** Entries supplied follows **

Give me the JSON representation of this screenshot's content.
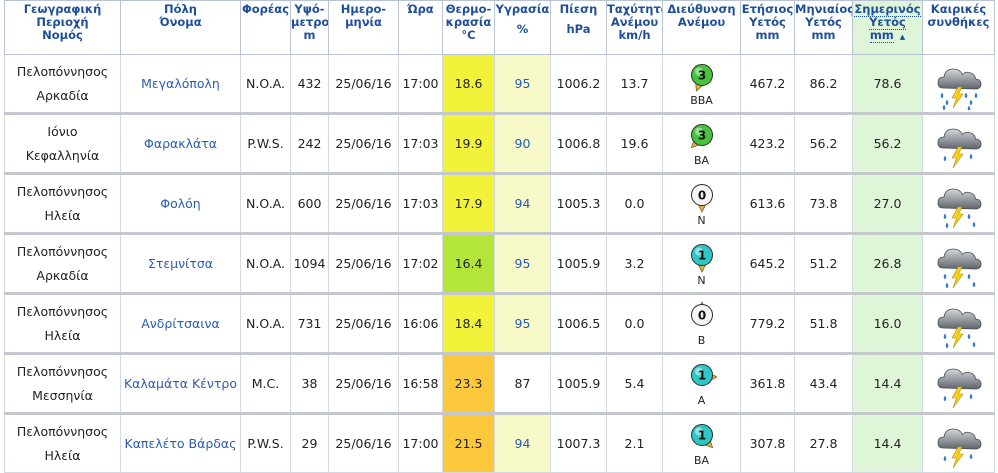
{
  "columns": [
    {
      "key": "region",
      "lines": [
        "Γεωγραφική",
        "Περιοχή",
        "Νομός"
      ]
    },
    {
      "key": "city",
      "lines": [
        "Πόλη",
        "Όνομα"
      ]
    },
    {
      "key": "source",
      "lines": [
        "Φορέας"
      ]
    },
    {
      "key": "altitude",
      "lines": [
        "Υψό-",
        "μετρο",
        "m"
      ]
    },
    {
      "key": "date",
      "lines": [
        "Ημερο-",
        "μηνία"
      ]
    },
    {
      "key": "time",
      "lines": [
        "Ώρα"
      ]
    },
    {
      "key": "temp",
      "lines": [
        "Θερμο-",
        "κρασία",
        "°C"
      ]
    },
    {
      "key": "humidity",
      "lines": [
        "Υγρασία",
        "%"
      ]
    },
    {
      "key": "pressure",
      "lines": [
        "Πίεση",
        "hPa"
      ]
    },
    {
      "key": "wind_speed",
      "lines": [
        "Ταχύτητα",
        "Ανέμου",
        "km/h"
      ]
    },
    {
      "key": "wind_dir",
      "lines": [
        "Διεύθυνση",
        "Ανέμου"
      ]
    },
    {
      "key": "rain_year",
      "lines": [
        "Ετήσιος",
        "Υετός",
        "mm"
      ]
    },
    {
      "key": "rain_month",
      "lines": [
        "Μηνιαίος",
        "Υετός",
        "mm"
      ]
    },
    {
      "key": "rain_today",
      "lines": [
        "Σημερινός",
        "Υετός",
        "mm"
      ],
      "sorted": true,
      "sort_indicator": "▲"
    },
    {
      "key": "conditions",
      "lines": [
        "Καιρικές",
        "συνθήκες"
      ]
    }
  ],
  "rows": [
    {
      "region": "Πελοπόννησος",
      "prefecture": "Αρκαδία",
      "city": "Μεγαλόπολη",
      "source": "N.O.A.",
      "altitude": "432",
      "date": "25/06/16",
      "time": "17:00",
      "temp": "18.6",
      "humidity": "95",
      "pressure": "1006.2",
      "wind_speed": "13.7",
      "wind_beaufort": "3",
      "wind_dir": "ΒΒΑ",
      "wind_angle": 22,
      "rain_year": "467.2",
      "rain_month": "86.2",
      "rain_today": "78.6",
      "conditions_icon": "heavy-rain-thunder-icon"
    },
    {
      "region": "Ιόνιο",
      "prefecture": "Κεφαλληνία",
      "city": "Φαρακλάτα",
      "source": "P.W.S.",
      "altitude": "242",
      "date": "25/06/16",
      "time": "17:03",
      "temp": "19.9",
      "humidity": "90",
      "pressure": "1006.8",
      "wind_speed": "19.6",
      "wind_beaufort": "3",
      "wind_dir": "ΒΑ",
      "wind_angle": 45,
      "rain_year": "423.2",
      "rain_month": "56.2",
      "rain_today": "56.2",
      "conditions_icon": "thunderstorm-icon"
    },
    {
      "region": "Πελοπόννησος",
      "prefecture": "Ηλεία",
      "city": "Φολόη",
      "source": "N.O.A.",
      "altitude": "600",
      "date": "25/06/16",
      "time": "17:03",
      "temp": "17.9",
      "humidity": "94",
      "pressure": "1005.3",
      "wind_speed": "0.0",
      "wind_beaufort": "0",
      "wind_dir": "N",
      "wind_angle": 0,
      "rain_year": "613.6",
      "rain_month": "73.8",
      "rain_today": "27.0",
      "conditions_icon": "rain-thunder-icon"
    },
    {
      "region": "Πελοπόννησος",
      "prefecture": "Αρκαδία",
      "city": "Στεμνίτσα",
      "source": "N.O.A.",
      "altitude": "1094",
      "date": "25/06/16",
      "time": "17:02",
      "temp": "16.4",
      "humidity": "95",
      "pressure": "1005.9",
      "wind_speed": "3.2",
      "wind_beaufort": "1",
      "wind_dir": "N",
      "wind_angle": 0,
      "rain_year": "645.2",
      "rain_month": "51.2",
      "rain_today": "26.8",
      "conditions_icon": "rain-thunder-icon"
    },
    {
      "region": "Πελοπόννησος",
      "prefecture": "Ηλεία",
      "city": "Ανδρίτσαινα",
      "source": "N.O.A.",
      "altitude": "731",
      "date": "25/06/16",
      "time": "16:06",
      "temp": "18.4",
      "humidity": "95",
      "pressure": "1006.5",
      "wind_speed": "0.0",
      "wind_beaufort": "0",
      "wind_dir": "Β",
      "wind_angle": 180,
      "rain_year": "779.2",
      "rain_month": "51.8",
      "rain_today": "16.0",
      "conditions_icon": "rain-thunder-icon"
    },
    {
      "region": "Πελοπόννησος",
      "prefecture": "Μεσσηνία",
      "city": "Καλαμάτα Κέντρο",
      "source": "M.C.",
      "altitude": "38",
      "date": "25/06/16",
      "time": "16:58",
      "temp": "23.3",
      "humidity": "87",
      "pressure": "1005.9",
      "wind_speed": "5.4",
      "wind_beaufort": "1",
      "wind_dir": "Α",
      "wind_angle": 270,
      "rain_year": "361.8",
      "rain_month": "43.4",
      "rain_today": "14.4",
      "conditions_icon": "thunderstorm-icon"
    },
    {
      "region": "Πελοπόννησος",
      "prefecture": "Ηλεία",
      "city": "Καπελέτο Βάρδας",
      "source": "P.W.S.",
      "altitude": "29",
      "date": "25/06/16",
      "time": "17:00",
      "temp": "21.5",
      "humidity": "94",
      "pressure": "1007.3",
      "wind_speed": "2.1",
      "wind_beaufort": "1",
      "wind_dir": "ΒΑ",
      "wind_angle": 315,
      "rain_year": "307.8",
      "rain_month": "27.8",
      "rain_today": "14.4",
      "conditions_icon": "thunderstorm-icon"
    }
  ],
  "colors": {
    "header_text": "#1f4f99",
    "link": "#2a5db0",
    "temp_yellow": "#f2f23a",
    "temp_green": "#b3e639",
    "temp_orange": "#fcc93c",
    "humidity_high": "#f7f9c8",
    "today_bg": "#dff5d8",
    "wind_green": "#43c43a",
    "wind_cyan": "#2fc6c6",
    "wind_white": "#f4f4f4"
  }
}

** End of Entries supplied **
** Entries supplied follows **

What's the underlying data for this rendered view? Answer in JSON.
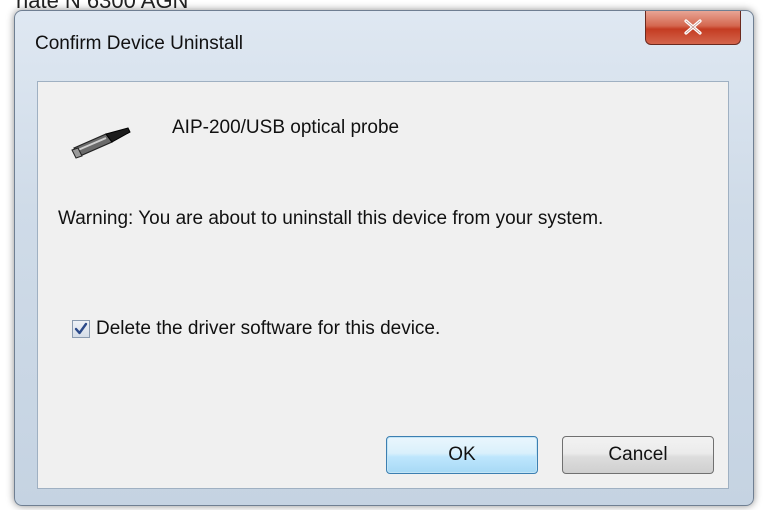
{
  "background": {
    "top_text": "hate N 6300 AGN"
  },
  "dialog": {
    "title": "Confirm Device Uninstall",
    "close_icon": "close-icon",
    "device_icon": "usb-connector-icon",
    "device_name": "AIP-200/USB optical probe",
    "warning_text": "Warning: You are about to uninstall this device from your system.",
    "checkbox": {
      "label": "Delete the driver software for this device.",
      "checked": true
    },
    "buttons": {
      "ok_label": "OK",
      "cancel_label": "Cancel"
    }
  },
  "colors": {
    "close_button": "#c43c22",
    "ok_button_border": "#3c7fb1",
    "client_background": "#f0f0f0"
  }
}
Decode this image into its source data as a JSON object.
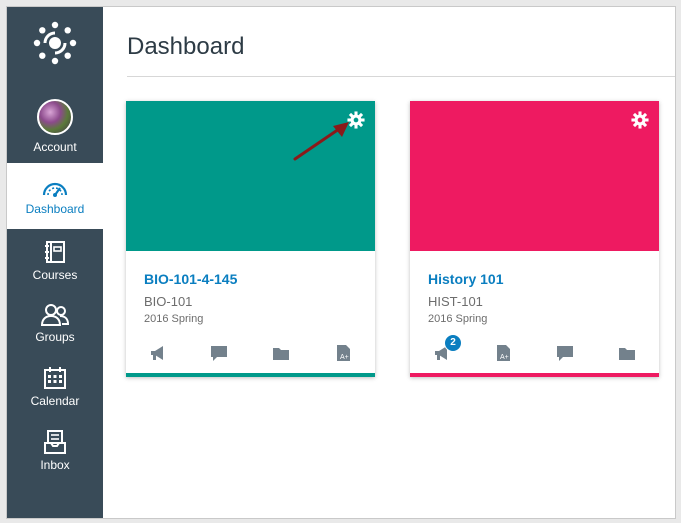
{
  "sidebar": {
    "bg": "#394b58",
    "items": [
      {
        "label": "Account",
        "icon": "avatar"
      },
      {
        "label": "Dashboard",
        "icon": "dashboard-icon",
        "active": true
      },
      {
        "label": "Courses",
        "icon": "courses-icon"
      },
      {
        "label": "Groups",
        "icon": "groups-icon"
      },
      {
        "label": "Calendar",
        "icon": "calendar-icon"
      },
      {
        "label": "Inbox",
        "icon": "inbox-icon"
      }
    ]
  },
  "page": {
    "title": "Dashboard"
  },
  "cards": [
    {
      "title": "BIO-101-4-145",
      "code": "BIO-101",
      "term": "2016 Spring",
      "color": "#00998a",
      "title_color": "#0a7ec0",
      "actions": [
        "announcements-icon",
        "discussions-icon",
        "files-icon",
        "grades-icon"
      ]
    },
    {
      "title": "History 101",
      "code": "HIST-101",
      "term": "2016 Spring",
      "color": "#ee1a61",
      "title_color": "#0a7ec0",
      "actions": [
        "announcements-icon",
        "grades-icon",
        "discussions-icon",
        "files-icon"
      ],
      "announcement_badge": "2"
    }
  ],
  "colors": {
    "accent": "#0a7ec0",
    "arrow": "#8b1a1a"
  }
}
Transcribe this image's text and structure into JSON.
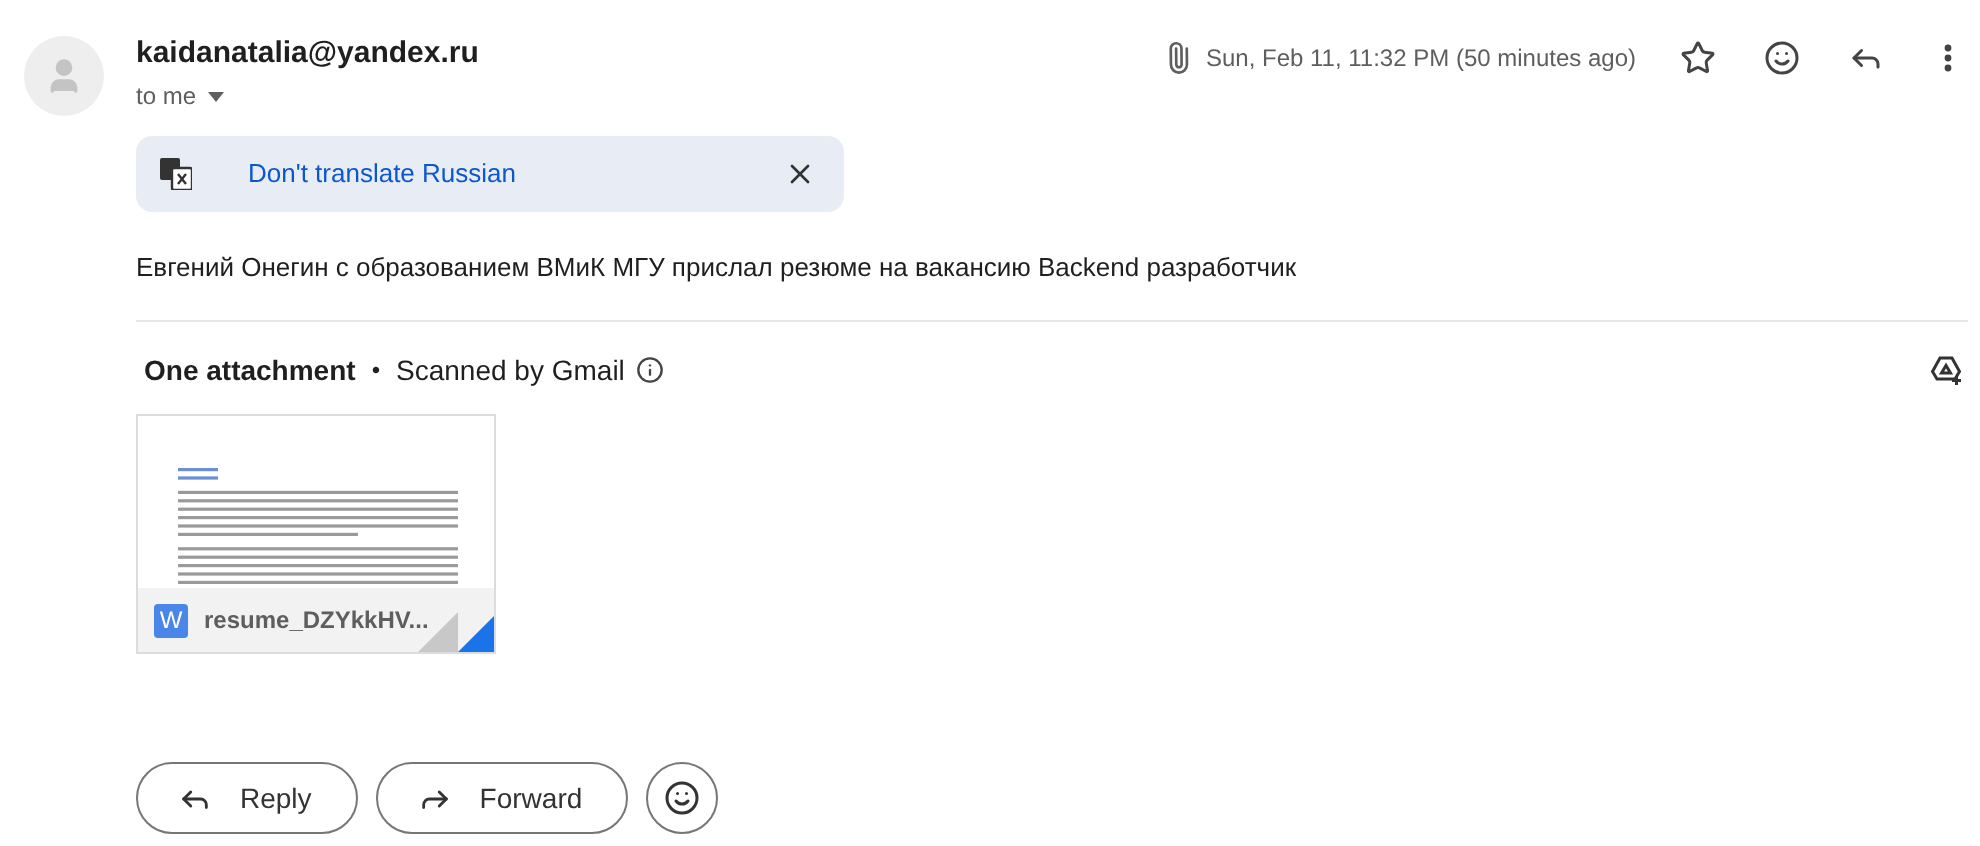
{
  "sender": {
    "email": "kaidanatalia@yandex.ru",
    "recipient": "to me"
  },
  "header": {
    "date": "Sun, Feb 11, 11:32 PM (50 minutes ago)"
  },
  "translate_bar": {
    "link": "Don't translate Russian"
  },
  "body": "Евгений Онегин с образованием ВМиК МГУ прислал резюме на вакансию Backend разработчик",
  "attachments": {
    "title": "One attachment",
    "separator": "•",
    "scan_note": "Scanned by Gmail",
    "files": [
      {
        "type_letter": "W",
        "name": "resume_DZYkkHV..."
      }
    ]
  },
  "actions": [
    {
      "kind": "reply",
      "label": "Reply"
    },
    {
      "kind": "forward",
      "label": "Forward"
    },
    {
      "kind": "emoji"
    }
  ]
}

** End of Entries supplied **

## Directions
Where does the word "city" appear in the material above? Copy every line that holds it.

## Result
      "key": "city",
      "city": "Μεγαλόπολη",
      "city": "Φαρακλάτα",
      "city": "Φολόη",
      "city": "Στεμνίτσα",
      "city": "Ανδρίτσαινα",
      "city": "Καλαμάτα Κέντρο",
      "city": "Καπελέτο Βάρδας",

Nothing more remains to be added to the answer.